Cleveland, Ohio home to John D. Rockefeller, the world’s richest individual at one time, was a man made from many experiences afforded him as he grew into manhood. Each experience was a stepping stone of sorts building the stairway to his Standard Oil Company. The glue that held Rockefeller together I believe was a work ethic of unbelievable proportion coupled with a self discipline that boarded on beyond remarkable. Those who knew Rockefeller at the time also knew that Standard Oil was no accident.
John D. Rockefeller was raised by a devoted mother, Eliza, and an often times absent father, William Avery Rockefeller. Because of his fathers long absences John D in many respects became the head of the household at a relatively young age. This experience proved a good one for John. At one point, John age 18 was given the task of building the new family home on Cheshire Street, East 19th, in Cleveland, Ohio. John’s father assured his son that funds were available and that he would not be there for planning or construction. John thus began organizing the planning and building of the new brick home for the family. Estimates for the work were received from at least 8 contractors. Obviously the low bidder got the job and it is said when the home was completed the builder actually lost money as John meticulously reviewed all invoicing. Upon completion this house served the family for many years.

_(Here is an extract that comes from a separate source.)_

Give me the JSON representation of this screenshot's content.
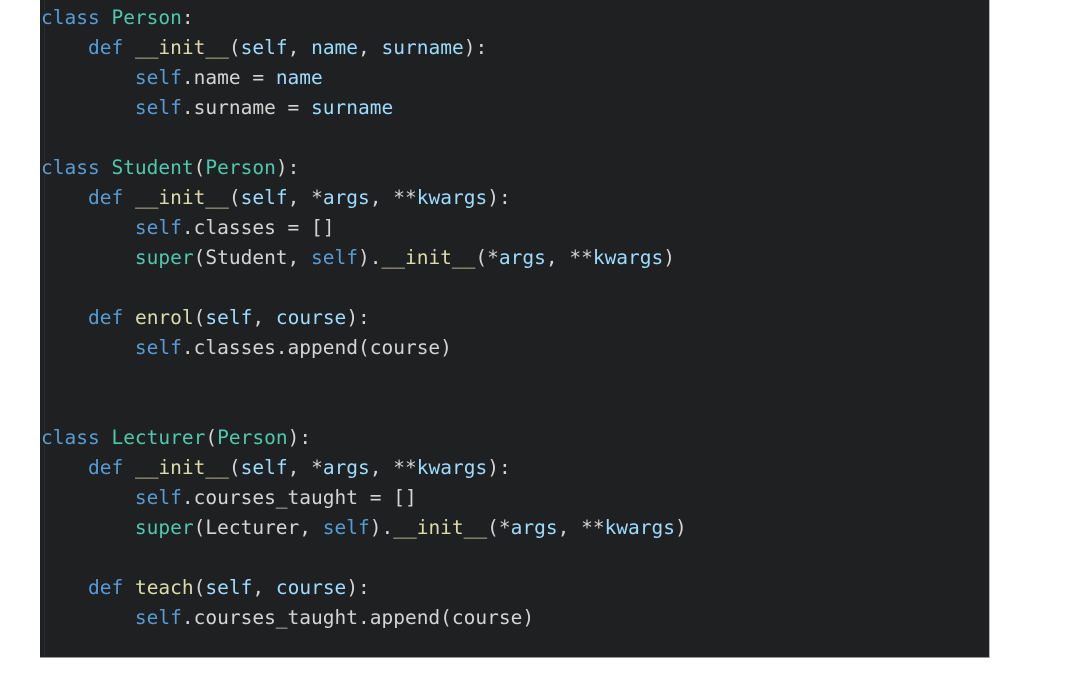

Now, I believe one could ask, what might todays 18 year old do when faced with a similar task to John’s? In an age when we all think our children are growing up all too fast, I believe measured against Rockefellers result most of today’s generation may not succeed in a similar endeavor. Truly we may suggest that John D. Rockefeller was a superior individual with talents far, far above the average. I believe the point here is that although John achieved something less than a high school education, his father knew that a big part of real education did not take place in school. John’s father believed in both formal education and practical education forged together with the creation of responsibility in the real world.

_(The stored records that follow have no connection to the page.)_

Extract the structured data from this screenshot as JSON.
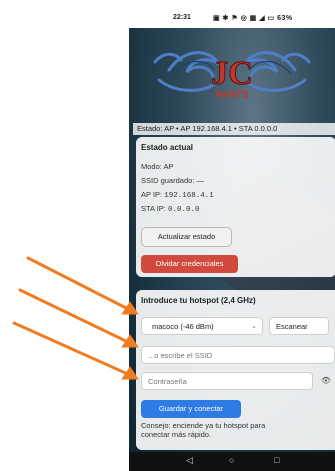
{
  "status_bar": {
    "time": "22:31",
    "icons": "▣ ✱ ⚑ ◎ ▦ ◢ ▭ 63%"
  },
  "brand": {
    "logo_text": "JC",
    "logo_sub": "PARTS",
    "accent": "#c0392b",
    "ornament_color": "#4f7fc8"
  },
  "status_line": "Estado: AP • AP 192.168.4.1 • STA 0.0.0.0",
  "estado": {
    "title": "Estado actual",
    "modo_label": "Modo: AP",
    "ssid_label": "SSID guardado: —",
    "ap_ip_label": "AP IP:",
    "ap_ip_value": "192.168.4.1",
    "sta_ip_label": "STA IP:",
    "sta_ip_value": "0.0.0.0",
    "refresh_button": "Actualizar estado",
    "forget_button": "Olvidar credenciales"
  },
  "hotspot": {
    "title": "Introduce tu hotspot (2,4 GHz)",
    "network_selected": "macoco (-46 dBm)",
    "scan_button": "Escanear",
    "ssid_placeholder": "...o escribe el SSID",
    "password_placeholder": "Contraseña",
    "save_button": "Guardar y conectar",
    "tip": "Consejo: enciende ya tu hotspot para conectar más rápido."
  },
  "colors": {
    "primary": "#2f7be6",
    "danger": "#d04b3e",
    "annotation_arrow": "#f07c22"
  },
  "nav": {
    "back": "◁",
    "home": "○",
    "recent": "□"
  }
}
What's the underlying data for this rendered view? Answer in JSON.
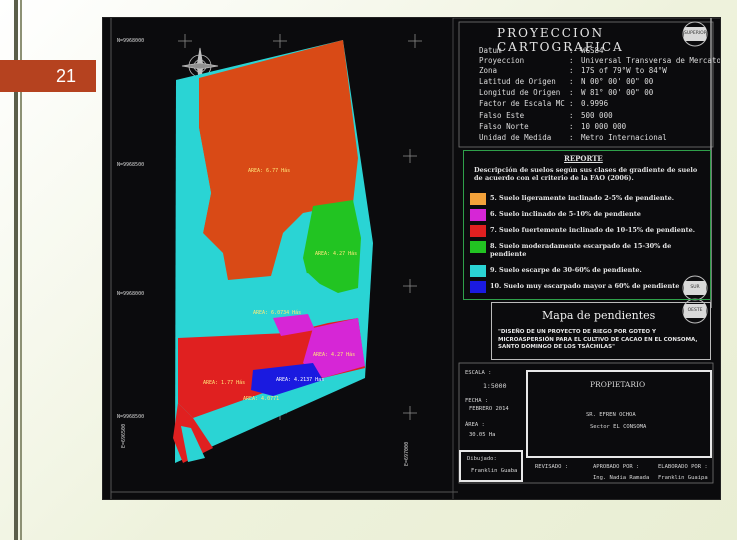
{
  "slide": {
    "number": "21"
  },
  "map": {
    "grid_labels": [
      "N=9968000",
      "N=9968500",
      "N=9968000",
      "N=9968500"
    ],
    "side_labels": [
      "E=696500",
      "E=697000"
    ],
    "area_labels": [
      "AREA: 6.77 Hás",
      "AREA: 4.27 Hás",
      "AREA: 6.0734 Hás",
      "AREA: 4.27 Hás",
      "AREA: 1.77 Hás",
      "AREA: 4.2137 Has",
      "AREA: 4.0771"
    ]
  },
  "projection": {
    "title": "PROYECCION CARTOGRAFICA",
    "rows": [
      {
        "label": "Datum",
        "value": "WGS84"
      },
      {
        "label": "Proyeccion",
        "value": "Universal Transversa de Mercator"
      },
      {
        "label": "Zona",
        "value": "17S of 79°W to 84°W"
      },
      {
        "label": "Latitud de Origen",
        "value": "N 00° 00' 00\" 00"
      },
      {
        "label": "Longitud de Origen",
        "value": "W 81° 00' 00\" 00"
      },
      {
        "label": "Factor de Escala MC",
        "value": "0.9996"
      },
      {
        "label": "Falso Este",
        "value": "500 000"
      },
      {
        "label": "Falso Norte",
        "value": "10 000 000"
      },
      {
        "label": "Unidad de Medida",
        "value": "Metro Internacional"
      }
    ]
  },
  "report": {
    "title": "REPORTE",
    "description": "Descripción de suelos según sus clases de gradiente de suelo de acuerdo con el criterio de la FAO (2006).",
    "legend": [
      {
        "text": "5. Suelo ligeramente inclinado 2-5% de pendiente.",
        "color": "#f4a23a"
      },
      {
        "text": "6. Suelo inclinado de 5-10% de pendiente",
        "color": "#d626d6"
      },
      {
        "text": "7. Suelo fuertemente inclinado de 10-15% de pendiente.",
        "color": "#e02020"
      },
      {
        "text": "8. Suelo moderadamente escarpado de 15-30% de pendiente",
        "color": "#22c422"
      },
      {
        "text": "9. Suelo escarpe de 30-60% de pendiente.",
        "color": "#2ad4d4"
      },
      {
        "text": "10. Suelo muy escarpado mayor a 60% de pendiente",
        "color": "#1a1ae0"
      }
    ]
  },
  "title_block": {
    "title": "Mapa de pendientes",
    "subtitle": "\"DISEÑO DE UN PROYECTO DE RIEGO POR GOTEO Y MICROASPERSIÓN PARA EL CULTIVO DE CACAO EN EL CONSOMA, SANTO DOMINGO DE LOS TSÁCHILAS\"",
    "escala_label": "ESCALA :",
    "escala_value": "1:5000",
    "fecha_label": "FECHA :",
    "fecha_value": "FEBRERO 2014",
    "area_label": "ÁREA :",
    "area_value": "30.05 Ha",
    "propietario_label": "PROPIETARIO",
    "propietario_name": "SR. EFREN OCHOA",
    "propietario_sector": "Sector EL CONSOMA",
    "dibujado_label": "Dibujado:",
    "dibujado_name": "Franklin Guaba",
    "revisado_label": "REVISADO :",
    "aprobado_label": "APROBADO POR :",
    "aprobado_name": "Ing. Nadia Ramada",
    "elaborado_label": "ELABORADO POR :",
    "elaborado_name": "Franklin Guaipa"
  },
  "north_arrow": {
    "letters": [
      "N",
      "S",
      "E",
      "O"
    ]
  },
  "view_buttons": [
    "SUPERIOR",
    "SUR",
    "OESTE"
  ]
}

Education in real life experiences may even ellipse the classroom on occasion. The point of this story seems to be, do parents today give their children enough real world experience? Do we educate them to use one of the most important senses they have, common sense? I would lean to the side that says, “No”; thus my story of John D. Rockefeller. The building of the family home made him responsible for outcome, an outcome of great importance to his family. John also learned what he was capable of and this experience remained with him for the rest of his life.
John’s home building experience led to the building of a grand company housed in a grand city, Cleveland, Ohio. During John’s time Cleveland, Ohio, by many accounts was the greatest city in the world. In sports terms of today it would be like winning the World Series, Super Bowl and NBA Championship all in one year. You know, Cleveland was just that great.
Credit: Photo from the book John D. Rockefeller, The Cleveland Years, by Grace Goulder, courtesy of the Western Reserve Historical Society